As the United Nations this year completes the first major revision of the 60-year-old international rules for the treatment of prisoners, USIP and the State Department hosted a forum July 17 to discuss the revised code. Campaigners for humane treatment of prisoners, from the ACLU and other groups, joined Principal Deputy Assistant Secretary of State Luis Arreaga in examining the new “Mandela Rules,” named for former South African President Nelson Mandela, who spent 27 years imprisoned under harsh conditions.
The U.N. Standard Minimum Rules for the Treatment of Prisoners (SMRs), first drafted in 1955, are outdated, and U.N. member states have spent five years negotiating significant updates to the code that were unanimously approved in May by the U.N. Crime Commission. The new rules include greater restrictions on the use of solitary confinement and physical restraints for prisoners, and new standards for health care, and the treatment of women and of disabled prisoners. The rules are to be submitted for approval to the U.N. General Assembly this fall.
At the USIP forum, panelists discussed the significance of updating the SMRs and their experiences during the negotiation process. They also examined how best to ensure implementation of the new rules, which represent guidelines rather than a legally binding instrument for member states. Panelists answered questions from the audience. Continue the conversation on Twitter with #MandelaRules.

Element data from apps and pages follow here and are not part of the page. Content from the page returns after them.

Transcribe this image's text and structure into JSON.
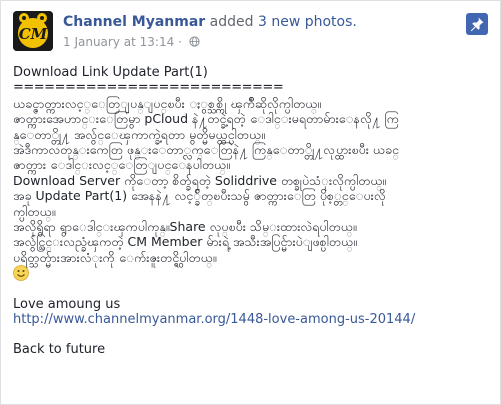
{
  "post": {
    "page_name": "Channel Myanmar",
    "action_prefix": "added",
    "action_count": "3 new photos.",
    "timestamp": "1 January at 13:14",
    "separator": "·",
    "privacy_icon": "globe-icon",
    "pin_icon": "pin-icon",
    "avatar_logo_text": "CM"
  },
  "content": {
    "title": "Download Link Update Part(1)",
    "rule": "==========================",
    "lines": [
      "ယခင္ဇာတ္ကားလင့္ေတြျပန္ျပင္ၿပီး ႏွစ္သစ္ကို ၾကိဳဆိုလိုက္ပါတယ္။",
      "ဇာတ္ကားအေဟာင္းေတြမွာ pCloud နဲ႔တင္ခဲ့ရတဲ့ ေဒါင္းမရတာမ်ားေနလို႔ ကြ",
      "န္ေတာ္တို႔ အလွ်င္ေၾကာက္ခဲ့ရတာ မွတ္မိမယ္ထင္ပါတယ္။",
      "အဲဒီကာလတုန္းကေတြ ဖုန္းေတာ္လက္ေတြနဲ႔ ကြန္ေတာ္တို႔လုပ္ထားၿပီး ယခင္",
      "ဇာတ္ကား ေဒါင္းလင့္ေတြျပင္ေနပါတယ္။",
      "Download Server ကိုေတာ့ စိတ္ခ်ရတဲ့ Soliddrive တစ္ခုပဲသံုးလိုက္ပါတယ္။",
      "အခု Update Part(1) အေနနဲ႔ လင့္ခ်ိတ္ၿပီးသမွ် ဇာတ္ကားေတြ ပိုစ့္တင္ေပးလို",
      "က္ပါတယ္။",
      "အလိုရွိရာ ရွာေဒါင္းၾကပါကုန္။Share လုပ္ၿပီး သိမ္းထားလဲရပါတယ္။",
      "အလွ်င္သြင္းလည္ခံၾကတဲ့ CM Member မ်ားရဲ့ အသီးအပြင္မ်ားပဲျဖစ္ပါတယ္။",
      "ပရိတ္သတ္မ်ားအားလံုးကို ေက်းဇူးတင္ရွိပါတယ္။"
    ],
    "emoji": "smiley-icon",
    "section_title": "Love amoung us",
    "link": "http://www.channelmyanmar.org/1448-love-among-us-20144/",
    "footer_line": "Back to future"
  },
  "colors": {
    "link": "#385898",
    "meta": "#90949c",
    "pin_bg": "#4267b2",
    "avatar_bg": "#1a1a1a",
    "avatar_yellow": "#f2c200"
  }
}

- David Fathi
Director of National Prison Project, American Civil Liberties Union (ACLU)
- Marc Linning
Coordinator of Protection Activities, International Committee of the Red Cross (ICRC)
- Patt Prugh
Attorney Adviser, U.S. Department of State
- Fiona Mangan, Moderator
Senior Program Officer, U.S. Institute of Peace
- Ambassador Luis Arreaga, Closing Remarks
Principal Deputy Assistant Secretary, Bureau of International Narcotics and Law Enforcement Affairs, U.S. Department of State